- Work to complete:
Copy every line from the records that holds the word "colabo".

- Records for this exercise:

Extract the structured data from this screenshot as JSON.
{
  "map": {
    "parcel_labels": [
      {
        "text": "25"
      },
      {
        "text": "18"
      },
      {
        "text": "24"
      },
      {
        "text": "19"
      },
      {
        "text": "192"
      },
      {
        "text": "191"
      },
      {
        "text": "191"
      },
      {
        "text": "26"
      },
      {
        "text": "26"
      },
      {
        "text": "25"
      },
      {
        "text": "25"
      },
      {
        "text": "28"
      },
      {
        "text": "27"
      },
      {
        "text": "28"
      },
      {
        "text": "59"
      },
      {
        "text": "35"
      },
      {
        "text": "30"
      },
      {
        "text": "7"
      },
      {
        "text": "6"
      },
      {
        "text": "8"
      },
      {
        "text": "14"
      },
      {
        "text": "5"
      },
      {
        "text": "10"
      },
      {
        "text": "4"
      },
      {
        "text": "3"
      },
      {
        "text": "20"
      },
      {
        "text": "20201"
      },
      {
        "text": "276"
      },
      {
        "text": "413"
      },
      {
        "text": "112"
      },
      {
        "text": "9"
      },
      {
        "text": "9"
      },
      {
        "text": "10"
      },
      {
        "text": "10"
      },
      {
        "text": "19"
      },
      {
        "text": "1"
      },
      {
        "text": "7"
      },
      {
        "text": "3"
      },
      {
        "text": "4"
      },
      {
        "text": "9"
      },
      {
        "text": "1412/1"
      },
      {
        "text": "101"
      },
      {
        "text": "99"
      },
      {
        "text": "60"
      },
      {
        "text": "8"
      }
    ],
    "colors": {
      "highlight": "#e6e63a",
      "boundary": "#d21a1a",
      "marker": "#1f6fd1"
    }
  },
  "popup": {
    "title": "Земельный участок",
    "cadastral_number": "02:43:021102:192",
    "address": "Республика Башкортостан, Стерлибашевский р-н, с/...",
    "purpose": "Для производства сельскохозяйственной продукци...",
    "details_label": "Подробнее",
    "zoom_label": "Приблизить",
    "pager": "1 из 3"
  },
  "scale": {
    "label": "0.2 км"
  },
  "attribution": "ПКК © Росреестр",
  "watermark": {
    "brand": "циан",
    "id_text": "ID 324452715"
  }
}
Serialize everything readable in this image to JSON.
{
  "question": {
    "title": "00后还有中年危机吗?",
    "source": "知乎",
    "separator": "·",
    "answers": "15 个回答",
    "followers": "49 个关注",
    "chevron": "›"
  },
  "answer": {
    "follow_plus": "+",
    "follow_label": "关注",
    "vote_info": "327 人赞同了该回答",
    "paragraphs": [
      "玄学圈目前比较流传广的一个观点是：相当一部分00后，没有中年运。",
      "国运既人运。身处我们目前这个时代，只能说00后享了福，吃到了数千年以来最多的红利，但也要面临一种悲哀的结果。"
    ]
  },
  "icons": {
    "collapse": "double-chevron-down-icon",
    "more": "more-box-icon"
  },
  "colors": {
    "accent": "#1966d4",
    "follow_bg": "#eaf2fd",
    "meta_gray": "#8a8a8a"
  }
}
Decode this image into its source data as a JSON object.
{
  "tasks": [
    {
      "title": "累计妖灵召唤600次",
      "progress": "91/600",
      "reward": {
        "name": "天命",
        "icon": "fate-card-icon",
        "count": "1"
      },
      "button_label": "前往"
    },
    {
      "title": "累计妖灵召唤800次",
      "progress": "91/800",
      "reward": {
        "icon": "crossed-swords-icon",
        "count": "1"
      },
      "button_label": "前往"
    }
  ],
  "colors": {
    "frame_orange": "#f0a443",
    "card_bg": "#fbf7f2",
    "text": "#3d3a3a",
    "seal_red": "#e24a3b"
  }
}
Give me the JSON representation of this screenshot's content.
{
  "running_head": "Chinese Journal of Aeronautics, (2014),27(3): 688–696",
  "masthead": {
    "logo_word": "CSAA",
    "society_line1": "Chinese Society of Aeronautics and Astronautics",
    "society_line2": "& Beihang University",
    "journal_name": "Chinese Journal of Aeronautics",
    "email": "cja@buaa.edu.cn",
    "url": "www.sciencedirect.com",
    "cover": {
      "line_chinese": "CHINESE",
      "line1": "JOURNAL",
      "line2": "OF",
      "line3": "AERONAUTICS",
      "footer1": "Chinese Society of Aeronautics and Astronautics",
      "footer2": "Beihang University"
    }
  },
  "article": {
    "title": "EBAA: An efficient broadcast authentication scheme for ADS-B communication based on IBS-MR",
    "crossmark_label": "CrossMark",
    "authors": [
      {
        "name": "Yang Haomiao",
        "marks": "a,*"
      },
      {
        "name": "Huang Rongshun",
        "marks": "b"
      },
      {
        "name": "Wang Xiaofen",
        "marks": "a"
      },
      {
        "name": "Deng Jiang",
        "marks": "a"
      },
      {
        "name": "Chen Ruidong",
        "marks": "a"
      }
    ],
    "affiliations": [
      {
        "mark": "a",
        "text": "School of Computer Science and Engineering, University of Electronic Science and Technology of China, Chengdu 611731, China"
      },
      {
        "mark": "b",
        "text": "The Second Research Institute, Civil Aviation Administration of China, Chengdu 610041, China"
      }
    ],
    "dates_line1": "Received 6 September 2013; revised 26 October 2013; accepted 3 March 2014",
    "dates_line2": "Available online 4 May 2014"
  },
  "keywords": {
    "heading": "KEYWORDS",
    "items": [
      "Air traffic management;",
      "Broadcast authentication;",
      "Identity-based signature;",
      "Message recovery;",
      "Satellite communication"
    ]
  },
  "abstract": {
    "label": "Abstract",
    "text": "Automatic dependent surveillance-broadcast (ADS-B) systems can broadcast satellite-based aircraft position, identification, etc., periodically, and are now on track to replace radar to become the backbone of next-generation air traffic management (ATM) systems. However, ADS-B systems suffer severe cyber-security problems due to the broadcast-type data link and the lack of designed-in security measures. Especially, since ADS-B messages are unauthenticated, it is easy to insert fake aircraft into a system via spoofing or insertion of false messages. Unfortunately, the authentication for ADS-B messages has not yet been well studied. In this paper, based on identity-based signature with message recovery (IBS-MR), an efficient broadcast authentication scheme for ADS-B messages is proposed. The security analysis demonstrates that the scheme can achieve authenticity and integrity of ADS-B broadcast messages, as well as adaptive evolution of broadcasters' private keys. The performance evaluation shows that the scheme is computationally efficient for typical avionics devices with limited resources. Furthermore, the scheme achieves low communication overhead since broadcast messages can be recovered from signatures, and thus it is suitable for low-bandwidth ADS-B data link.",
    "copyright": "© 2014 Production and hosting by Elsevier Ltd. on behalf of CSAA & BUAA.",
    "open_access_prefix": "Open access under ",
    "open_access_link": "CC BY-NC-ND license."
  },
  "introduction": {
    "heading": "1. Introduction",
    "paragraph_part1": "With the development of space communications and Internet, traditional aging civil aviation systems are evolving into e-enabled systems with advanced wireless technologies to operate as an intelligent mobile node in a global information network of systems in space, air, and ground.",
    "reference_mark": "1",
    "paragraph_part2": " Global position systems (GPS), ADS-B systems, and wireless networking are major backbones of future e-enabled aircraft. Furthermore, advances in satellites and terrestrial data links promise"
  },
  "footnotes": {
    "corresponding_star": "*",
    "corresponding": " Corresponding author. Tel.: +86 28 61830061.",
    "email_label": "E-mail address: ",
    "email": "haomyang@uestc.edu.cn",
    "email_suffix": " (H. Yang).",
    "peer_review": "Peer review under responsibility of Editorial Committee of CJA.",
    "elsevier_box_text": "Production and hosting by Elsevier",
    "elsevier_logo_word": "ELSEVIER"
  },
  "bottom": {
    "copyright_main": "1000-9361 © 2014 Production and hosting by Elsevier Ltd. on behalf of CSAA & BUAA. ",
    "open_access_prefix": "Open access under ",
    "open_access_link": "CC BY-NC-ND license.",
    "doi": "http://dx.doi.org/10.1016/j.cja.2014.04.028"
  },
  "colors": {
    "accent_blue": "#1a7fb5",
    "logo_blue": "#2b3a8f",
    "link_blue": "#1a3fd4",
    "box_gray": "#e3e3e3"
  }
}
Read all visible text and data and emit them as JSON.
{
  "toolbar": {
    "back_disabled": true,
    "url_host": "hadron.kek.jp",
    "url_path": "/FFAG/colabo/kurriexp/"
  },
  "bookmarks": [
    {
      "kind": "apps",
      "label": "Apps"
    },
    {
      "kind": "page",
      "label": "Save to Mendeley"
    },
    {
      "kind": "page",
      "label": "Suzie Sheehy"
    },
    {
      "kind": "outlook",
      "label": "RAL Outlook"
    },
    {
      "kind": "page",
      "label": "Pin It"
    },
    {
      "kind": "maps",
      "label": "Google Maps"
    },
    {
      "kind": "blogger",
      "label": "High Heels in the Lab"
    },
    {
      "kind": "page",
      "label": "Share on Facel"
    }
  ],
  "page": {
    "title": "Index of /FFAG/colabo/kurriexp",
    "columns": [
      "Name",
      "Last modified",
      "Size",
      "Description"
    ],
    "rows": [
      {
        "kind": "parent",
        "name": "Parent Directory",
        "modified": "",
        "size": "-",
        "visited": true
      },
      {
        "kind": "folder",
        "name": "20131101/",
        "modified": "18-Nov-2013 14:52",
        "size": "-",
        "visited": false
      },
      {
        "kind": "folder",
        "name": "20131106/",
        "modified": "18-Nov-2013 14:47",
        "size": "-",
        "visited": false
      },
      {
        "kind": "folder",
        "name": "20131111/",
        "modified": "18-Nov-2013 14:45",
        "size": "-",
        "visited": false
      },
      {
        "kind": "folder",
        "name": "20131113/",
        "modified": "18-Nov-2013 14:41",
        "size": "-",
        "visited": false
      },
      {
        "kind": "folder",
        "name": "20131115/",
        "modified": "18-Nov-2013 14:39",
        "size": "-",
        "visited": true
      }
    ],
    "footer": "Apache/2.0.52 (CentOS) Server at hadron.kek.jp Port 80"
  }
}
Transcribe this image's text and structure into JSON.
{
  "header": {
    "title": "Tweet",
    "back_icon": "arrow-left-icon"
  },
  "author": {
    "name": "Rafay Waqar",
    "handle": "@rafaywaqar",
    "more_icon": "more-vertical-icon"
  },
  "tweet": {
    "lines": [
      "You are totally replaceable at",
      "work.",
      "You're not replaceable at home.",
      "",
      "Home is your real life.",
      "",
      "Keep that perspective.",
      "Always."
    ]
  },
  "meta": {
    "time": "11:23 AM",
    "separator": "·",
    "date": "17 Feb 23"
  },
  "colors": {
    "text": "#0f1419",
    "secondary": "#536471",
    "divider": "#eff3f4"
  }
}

- Output below:
    "url_path": "/FFAG/colabo/kurriexp/"
    "title": "Index of /FFAG/colabo/kurriexp",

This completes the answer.